By Cheri Rae
A pleasant-looking young man stood on the old front porch and knocked at the screen door. He introduced himself and I braced for the come-on. Typically, it’s someone from Los Angeles trying to sell magazine subscriptions; someone collecting money for an environmental cause playing the guilt card by showing me the pledges of support my neighbors have made; or even someone with one of those overly complicated, cockamamie stories claiming to need money for gas to get to some faraway destination.
This time it was different.
He began his story: “My name is Ben and I live a few blocks from here, where there is street cleaning. I need to park my car someplace where it won’t get towed while I visit my parents in Portland for a couple of weeks. You guys don’t have street cleaning here, so I was thinking it would work out.”

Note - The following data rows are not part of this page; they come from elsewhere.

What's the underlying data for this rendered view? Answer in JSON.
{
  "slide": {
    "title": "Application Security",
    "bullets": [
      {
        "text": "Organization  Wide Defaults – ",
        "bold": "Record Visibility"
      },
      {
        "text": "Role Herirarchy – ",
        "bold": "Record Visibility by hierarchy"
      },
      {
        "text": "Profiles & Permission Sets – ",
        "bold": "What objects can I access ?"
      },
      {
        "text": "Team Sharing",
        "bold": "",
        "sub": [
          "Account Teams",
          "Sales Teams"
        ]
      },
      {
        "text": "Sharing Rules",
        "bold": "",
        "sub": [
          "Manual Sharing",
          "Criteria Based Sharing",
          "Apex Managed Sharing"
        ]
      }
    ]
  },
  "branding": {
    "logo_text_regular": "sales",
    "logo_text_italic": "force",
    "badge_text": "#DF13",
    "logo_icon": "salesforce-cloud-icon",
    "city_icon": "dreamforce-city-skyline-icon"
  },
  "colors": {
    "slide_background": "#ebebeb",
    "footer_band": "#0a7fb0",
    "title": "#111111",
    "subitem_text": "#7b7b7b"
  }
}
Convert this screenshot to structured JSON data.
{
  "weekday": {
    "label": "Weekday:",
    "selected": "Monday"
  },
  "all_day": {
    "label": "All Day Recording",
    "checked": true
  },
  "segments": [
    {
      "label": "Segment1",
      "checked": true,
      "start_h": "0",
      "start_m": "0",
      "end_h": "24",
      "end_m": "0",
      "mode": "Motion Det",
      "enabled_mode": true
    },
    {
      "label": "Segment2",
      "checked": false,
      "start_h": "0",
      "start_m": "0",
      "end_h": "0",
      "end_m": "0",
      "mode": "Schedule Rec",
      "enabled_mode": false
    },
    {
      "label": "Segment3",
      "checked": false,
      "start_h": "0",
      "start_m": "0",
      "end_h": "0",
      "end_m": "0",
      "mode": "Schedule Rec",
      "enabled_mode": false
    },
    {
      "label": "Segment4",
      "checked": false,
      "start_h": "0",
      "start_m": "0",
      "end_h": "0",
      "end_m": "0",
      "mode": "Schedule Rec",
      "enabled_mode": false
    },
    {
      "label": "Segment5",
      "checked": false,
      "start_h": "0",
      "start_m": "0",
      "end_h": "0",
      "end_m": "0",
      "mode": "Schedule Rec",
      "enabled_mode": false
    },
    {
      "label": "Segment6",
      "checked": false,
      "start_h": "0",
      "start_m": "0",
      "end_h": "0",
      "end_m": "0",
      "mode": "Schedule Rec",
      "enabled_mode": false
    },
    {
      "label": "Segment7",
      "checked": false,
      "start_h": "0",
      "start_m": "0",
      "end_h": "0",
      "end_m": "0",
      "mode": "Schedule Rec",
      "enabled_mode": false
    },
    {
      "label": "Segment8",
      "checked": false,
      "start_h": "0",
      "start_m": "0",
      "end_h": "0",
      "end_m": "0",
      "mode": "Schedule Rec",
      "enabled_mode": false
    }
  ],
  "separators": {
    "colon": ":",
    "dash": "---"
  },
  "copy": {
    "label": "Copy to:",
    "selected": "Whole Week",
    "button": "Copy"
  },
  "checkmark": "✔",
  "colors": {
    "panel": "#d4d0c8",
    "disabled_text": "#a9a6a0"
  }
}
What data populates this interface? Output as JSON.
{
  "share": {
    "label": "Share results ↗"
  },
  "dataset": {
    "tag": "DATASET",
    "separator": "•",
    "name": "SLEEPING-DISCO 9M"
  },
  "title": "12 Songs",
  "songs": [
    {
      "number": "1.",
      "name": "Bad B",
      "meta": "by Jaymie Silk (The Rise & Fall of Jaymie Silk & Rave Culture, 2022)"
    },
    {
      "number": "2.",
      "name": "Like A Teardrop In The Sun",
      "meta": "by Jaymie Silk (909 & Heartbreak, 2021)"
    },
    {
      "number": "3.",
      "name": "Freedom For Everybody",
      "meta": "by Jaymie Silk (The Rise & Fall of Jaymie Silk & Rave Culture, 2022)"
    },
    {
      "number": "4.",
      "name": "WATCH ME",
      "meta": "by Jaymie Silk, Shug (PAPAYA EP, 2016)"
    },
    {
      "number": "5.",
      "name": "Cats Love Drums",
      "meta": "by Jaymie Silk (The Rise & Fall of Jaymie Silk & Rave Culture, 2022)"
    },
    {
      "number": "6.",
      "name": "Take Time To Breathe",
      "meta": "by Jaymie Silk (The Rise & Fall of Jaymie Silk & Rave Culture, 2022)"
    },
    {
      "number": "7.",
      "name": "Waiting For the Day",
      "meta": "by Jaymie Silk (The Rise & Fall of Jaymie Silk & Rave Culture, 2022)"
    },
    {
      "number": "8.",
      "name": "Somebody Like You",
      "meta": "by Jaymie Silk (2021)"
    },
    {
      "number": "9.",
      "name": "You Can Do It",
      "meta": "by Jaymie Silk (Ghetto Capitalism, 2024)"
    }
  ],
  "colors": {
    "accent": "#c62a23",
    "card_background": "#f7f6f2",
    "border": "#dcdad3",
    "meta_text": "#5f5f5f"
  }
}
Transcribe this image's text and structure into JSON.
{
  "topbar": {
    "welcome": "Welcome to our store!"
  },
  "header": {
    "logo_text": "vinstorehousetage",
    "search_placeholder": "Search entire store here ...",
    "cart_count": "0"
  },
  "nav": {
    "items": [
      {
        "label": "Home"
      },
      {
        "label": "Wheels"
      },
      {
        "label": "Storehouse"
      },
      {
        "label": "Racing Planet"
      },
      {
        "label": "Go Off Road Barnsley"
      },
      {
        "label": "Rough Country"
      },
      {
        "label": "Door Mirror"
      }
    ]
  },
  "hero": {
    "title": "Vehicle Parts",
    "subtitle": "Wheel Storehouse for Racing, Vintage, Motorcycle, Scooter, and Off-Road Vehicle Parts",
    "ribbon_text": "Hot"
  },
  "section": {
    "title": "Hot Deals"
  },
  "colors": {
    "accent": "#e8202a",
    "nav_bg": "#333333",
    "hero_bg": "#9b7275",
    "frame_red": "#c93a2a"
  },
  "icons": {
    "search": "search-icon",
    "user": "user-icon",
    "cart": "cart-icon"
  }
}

“Okay,” I replied, wondering what the gimmick was. “When do you leave?”
“My plane leaves in two hours,” he said sheepishly.
Before I could think, my critical parent voice responded: “And you just now thought about this?”
“Well, yes. It costs too much to leave the car at the airport, so I want to leave it here and I was just hoping that it would be okay with you if I put it here while I’m gone…” His voice trailed off, his eyes pleaded.
My heart softened; my nice mommy self jumped in and argued with my cynical self: He’s just a kid trying to be responsible and work things out. Why not help him? He could be one of your kids one day.
“You’re in luck,” I said, and showed him a place to park on the long parkway where it would have the least impact on the neighborhood. We would be the only residents affected, since there’s a vacation rental across the street with people coming and going all the time, and next door to that one, a neighbor who was off on vacation and never parks there anyway. This one car wouldn’t really make much difference, and no one would even notice, much less call it in for being there too long.
A few minutes later he parked the car; it sat there undisturbed, just getting dirtier day after day. And then one afternoon, I noticed it was gone. Ben must have returned home, I thought. Hoping he and his family had a nice visit, I pondered our own fast-approaching empty-nest syndrome and what it must be like for his parents to have him back home for awhile, and then to say good-bye again.
A couple days later, I opened the front door, and noticed a small envelope tucked in by the beveled glass. It was a Starbucks card with a handwritten note, “ Thank you for letting me park my car outside your house! Hope you enjoy Starbucks—Ben.”
I’ve always taught my kids to do more than is expected, and to express their appreciation. Obviously Ben’s parents taught him the same thing—a nice young man just making his way in life, in this Santa Barbara neighborhood, his home away from home, right where he belongs.